§ **DESCRIPTION OF THE TASK**: Please give every line below again exactly, but not its pictures.

........

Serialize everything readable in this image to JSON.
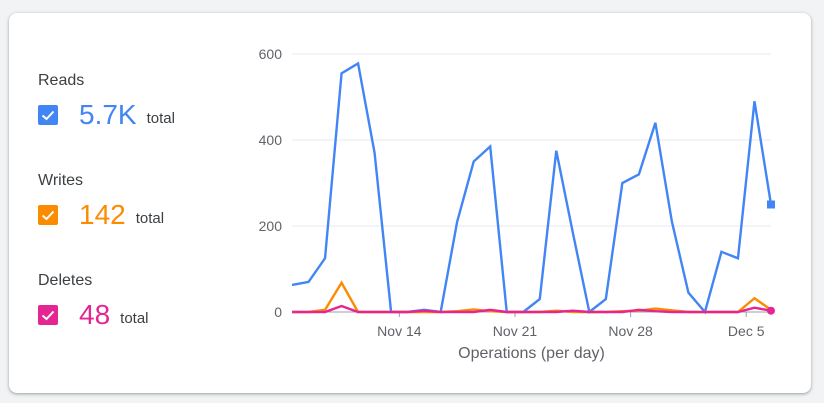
{
  "metrics": [
    {
      "label": "Reads",
      "value": "5.7K",
      "unit": "total",
      "color": "#4285f4",
      "checked": true,
      "check_icon": "checkmark-icon"
    },
    {
      "label": "Writes",
      "value": "142",
      "unit": "total",
      "color": "#fb8c00",
      "checked": true,
      "check_icon": "checkmark-icon"
    },
    {
      "label": "Deletes",
      "value": "48",
      "unit": "total",
      "color": "#e52592",
      "checked": true,
      "check_icon": "checkmark-icon"
    }
  ],
  "chart_data": {
    "type": "line",
    "title": "",
    "xlabel": "Operations (per day)",
    "ylabel": "",
    "x_tick_labels": [
      "Nov 14",
      "Nov 21",
      "Nov 28",
      "Dec 5"
    ],
    "x_tick_positions": [
      6,
      13,
      20,
      27
    ],
    "y_ticks": [
      0,
      200,
      400,
      600
    ],
    "ylim": [
      0,
      600
    ],
    "xlim": [
      -0.5,
      28.5
    ],
    "x": [
      -0.5,
      0.5,
      1.5,
      2.5,
      3.5,
      4.5,
      5.5,
      6.5,
      7.5,
      8.5,
      9.5,
      10.5,
      11.5,
      12.5,
      13.5,
      14.5,
      15.5,
      16.5,
      17.5,
      18.5,
      19.5,
      20.5,
      21.5,
      22.5,
      23.5,
      24.5,
      25.5,
      26.5,
      27.5,
      28.5
    ],
    "grid": true,
    "legend": "none",
    "series": [
      {
        "name": "Reads",
        "color": "#4285f4",
        "end_marker": "square",
        "values": [
          63,
          70,
          125,
          555,
          578,
          370,
          0,
          0,
          5,
          0,
          210,
          350,
          385,
          0,
          0,
          30,
          375,
          185,
          0,
          30,
          300,
          320,
          440,
          210,
          45,
          0,
          140,
          125,
          490,
          250
        ]
      },
      {
        "name": "Writes",
        "color": "#fb8c00",
        "end_marker": "none",
        "values": [
          0,
          0,
          5,
          68,
          0,
          0,
          0,
          0,
          0,
          0,
          2,
          6,
          2,
          0,
          0,
          0,
          3,
          0,
          0,
          0,
          2,
          3,
          8,
          4,
          0,
          0,
          0,
          0,
          32,
          5
        ]
      },
      {
        "name": "Deletes",
        "color": "#e52592",
        "end_marker": "circle",
        "values": [
          0,
          0,
          0,
          14,
          0,
          0,
          0,
          0,
          3,
          0,
          0,
          0,
          5,
          0,
          0,
          0,
          0,
          3,
          0,
          0,
          0,
          5,
          2,
          0,
          0,
          0,
          0,
          0,
          10,
          3
        ]
      }
    ]
  }
}
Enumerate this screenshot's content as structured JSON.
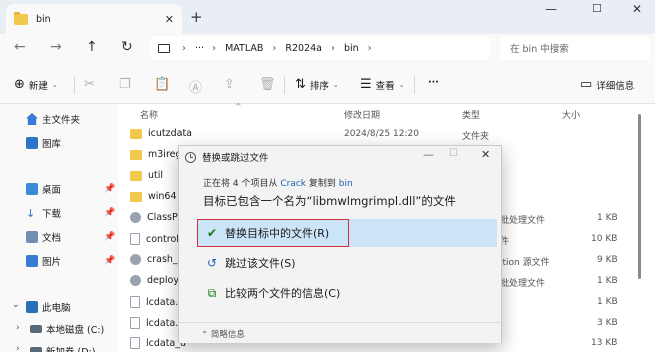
{
  "window": {
    "tab_title": "bin",
    "tab_close": "✕",
    "new_tab": "+",
    "min": "—",
    "max": "☐",
    "close": "✕"
  },
  "nav": {
    "back": "←",
    "forward": "→",
    "up": "↑",
    "refresh": "↻",
    "ellipsis": "···",
    "breadcrumbs": [
      "MATLAB",
      "R2024a",
      "bin"
    ],
    "separator": "›",
    "search_placeholder": "在 bin 中搜索"
  },
  "toolbar": {
    "new_label": "新建",
    "sort_label": "排序",
    "view_label": "查看",
    "more": "···",
    "details_label": "详细信息"
  },
  "sidebar": {
    "items": [
      {
        "label": "主文件夹"
      },
      {
        "label": "图库"
      },
      {
        "label": "桌面"
      },
      {
        "label": "下载"
      },
      {
        "label": "文档"
      },
      {
        "label": "图片"
      },
      {
        "label": "此电脑"
      },
      {
        "label": "本地磁盘 (C:)"
      },
      {
        "label": "新加卷 (D:)"
      }
    ]
  },
  "columns": {
    "name": "名称",
    "date": "修改日期",
    "type": "类型",
    "size": "大小"
  },
  "files": [
    {
      "name": "icutzdata",
      "date": "2024/8/25 12:20",
      "type": "文件夹",
      "size": ""
    },
    {
      "name": "m3iregi",
      "date": "",
      "type": "",
      "size": ""
    },
    {
      "name": "util",
      "date": "",
      "type": "",
      "size": ""
    },
    {
      "name": "win64",
      "date": "",
      "type": "",
      "size": ""
    },
    {
      "name": "ClassPat",
      "date": "",
      "type": "批处理文件",
      "size": "1 KB"
    },
    {
      "name": "controll",
      "date": "",
      "type": "件",
      "size": "10 KB"
    },
    {
      "name": "crash_a",
      "date": "",
      "type": "ition 源文件",
      "size": "9 KB"
    },
    {
      "name": "deployt",
      "date": "",
      "type": "批处理文件",
      "size": "1 KB"
    },
    {
      "name": "lcdata.x",
      "date": "",
      "type": "",
      "size": "1 KB"
    },
    {
      "name": "lcdata.x",
      "date": "",
      "type": "",
      "size": "3 KB"
    },
    {
      "name": "lcdata_u",
      "date": "",
      "type": "",
      "size": "13 KB"
    }
  ],
  "dialog": {
    "title": "替换或跳过文件",
    "info_prefix": "正在将 4 个项目从",
    "info_source": "Crack",
    "info_middle": "复制到",
    "info_dest": "bin",
    "heading": "目标已包含一个名为“libmwlmgrimpl.dll”的文件",
    "replace_label": "替换目标中的文件(R)",
    "skip_label": "跳过该文件(S)",
    "compare_label": "比较两个文件的信息(C)",
    "footer_label": "简略信息",
    "min": "—",
    "max": "☐",
    "close": "✕"
  },
  "colors": {
    "selection": "#cce4f7",
    "highlight_border": "#d13438",
    "folder": "#f2c94c"
  }
}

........

§ **EXERCISE ANSWER**:
Serialize everything readable in this image to JSON.
{
  "metrics": [
    {
      "label": "Reads",
      "value": "5.7K",
      "unit": "total",
      "color": "#4285f4",
      "checked": true,
      "check_icon": "checkmark-icon"
    },
    {
      "label": "Writes",
      "value": "142",
      "unit": "total",
      "color": "#fb8c00",
      "checked": true,
      "check_icon": "checkmark-icon"
    },
    {
      "label": "Deletes",
      "value": "48",
      "unit": "total",
      "color": "#e52592",
      "checked": true,
      "check_icon": "checkmark-icon"
    }
  ],
  "chart_data": {
    "type": "line",
    "title": "",
    "xlabel": "Operations (per day)",
    "ylabel": "",
    "x_tick_labels": [
      "Nov 14",
      "Nov 21",
      "Nov 28",
      "Dec 5"
    ],
    "x_tick_positions": [
      6,
      13,
      20,
      27
    ],
    "y_ticks": [
      0,
      200,
      400,
      600
    ],
    "ylim": [
      0,
      600
    ],
    "xlim": [
      -0.5,
      28.5
    ],
    "x": [
      -0.5,
      0.5,
      1.5,
      2.5,
      3.5,
      4.5,
      5.5,
      6.5,
      7.5,
      8.5,
      9.5,
      10.5,
      11.5,
      12.5,
      13.5,
      14.5,
      15.5,
      16.5,
      17.5,
      18.5,
      19.5,
      20.5,
      21.5,
      22.5,
      23.5,
      24.5,
      25.5,
      26.5,
      27.5,
      28.5
    ],
    "grid": true,
    "legend": "none",
    "series": [
      {
        "name": "Reads",
        "color": "#4285f4",
        "end_marker": "square",
        "values": [
          63,
          70,
          125,
          555,
          578,
          370,
          0,
          0,
          5,
          0,
          210,
          350,
          385,
          0,
          0,
          30,
          375,
          185,
          0,
          30,
          300,
          320,
          440,
          210,
          45,
          0,
          140,
          125,
          490,
          250
        ]
      },
      {
        "name": "Writes",
        "color": "#fb8c00",
        "end_marker": "none",
        "values": [
          0,
          0,
          5,
          68,
          0,
          0,
          0,
          0,
          0,
          0,
          2,
          6,
          2,
          0,
          0,
          0,
          3,
          0,
          0,
          0,
          2,
          3,
          8,
          4,
          0,
          0,
          0,
          0,
          32,
          5
        ]
      },
      {
        "name": "Deletes",
        "color": "#e52592",
        "end_marker": "circle",
        "values": [
          0,
          0,
          0,
          14,
          0,
          0,
          0,
          0,
          3,
          0,
          0,
          0,
          5,
          0,
          0,
          0,
          0,
          3,
          0,
          0,
          0,
          5,
          2,
          0,
          0,
          0,
          0,
          0,
          10,
          3
        ]
      }
    ]
  }
}
Enumerate this screenshot's content as structured JSON.
{
  "window": {
    "tab_title": "bin",
    "tab_close": "✕",
    "new_tab": "+",
    "min": "—",
    "max": "☐",
    "close": "✕"
  },
  "nav": {
    "back": "←",
    "forward": "→",
    "up": "↑",
    "refresh": "↻",
    "ellipsis": "···",
    "breadcrumbs": [
      "MATLAB",
      "R2024a",
      "bin"
    ],
    "separator": "›",
    "search_placeholder": "在 bin 中搜索"
  },
  "toolbar": {
    "new_label": "新建",
    "sort_label": "排序",
    "view_label": "查看",
    "more": "···",
    "details_label": "详细信息"
  },
  "sidebar": {
    "items": [
      {
        "label": "主文件夹"
      },
      {
        "label": "图库"
      },
      {
        "label": "桌面"
      },
      {
        "label": "下载"
      },
      {
        "label": "文档"
      },
      {
        "label": "图片"
      },
      {
        "label": "此电脑"
      },
      {
        "label": "本地磁盘 (C:)"
      },
      {
        "label": "新加卷 (D:)"
      }
    ]
  },
  "columns": {
    "name": "名称",
    "date": "修改日期",
    "type": "类型",
    "size": "大小"
  },
  "files": [
    {
      "name": "icutzdata",
      "date": "2024/8/25 12:20",
      "type": "文件夹",
      "size": ""
    },
    {
      "name": "m3iregi",
      "date": "",
      "type": "",
      "size": ""
    },
    {
      "name": "util",
      "date": "",
      "type": "",
      "size": ""
    },
    {
      "name": "win64",
      "date": "",
      "type": "",
      "size": ""
    },
    {
      "name": "ClassPat",
      "date": "",
      "type": "批处理文件",
      "size": "1 KB"
    },
    {
      "name": "controll",
      "date": "",
      "type": "件",
      "size": "10 KB"
    },
    {
      "name": "crash_a",
      "date": "",
      "type": "ition 源文件",
      "size": "9 KB"
    },
    {
      "name": "deployt",
      "date": "",
      "type": "批处理文件",
      "size": "1 KB"
    },
    {
      "name": "lcdata.x",
      "date": "",
      "type": "",
      "size": "1 KB"
    },
    {
      "name": "lcdata.x",
      "date": "",
      "type": "",
      "size": "3 KB"
    },
    {
      "name": "lcdata_u",
      "date": "",
      "type": "",
      "size": "13 KB"
    }
  ],
  "dialog": {
    "title": "替换或跳过文件",
    "info_prefix": "正在将 4 个项目从",
    "info_source": "Crack",
    "info_middle": "复制到",
    "info_dest": "bin",
    "heading": "目标已包含一个名为“libmwlmgrimpl.dll”的文件",
    "replace_label": "替换目标中的文件(R)",
    "skip_label": "跳过该文件(S)",
    "compare_label": "比较两个文件的信息(C)",
    "footer_label": "简略信息",
    "min": "—",
    "max": "☐",
    "close": "✕"
  },
  "colors": {
    "selection": "#cce4f7",
    "highlight_border": "#d13438",
    "folder": "#f2c94c"
  }
}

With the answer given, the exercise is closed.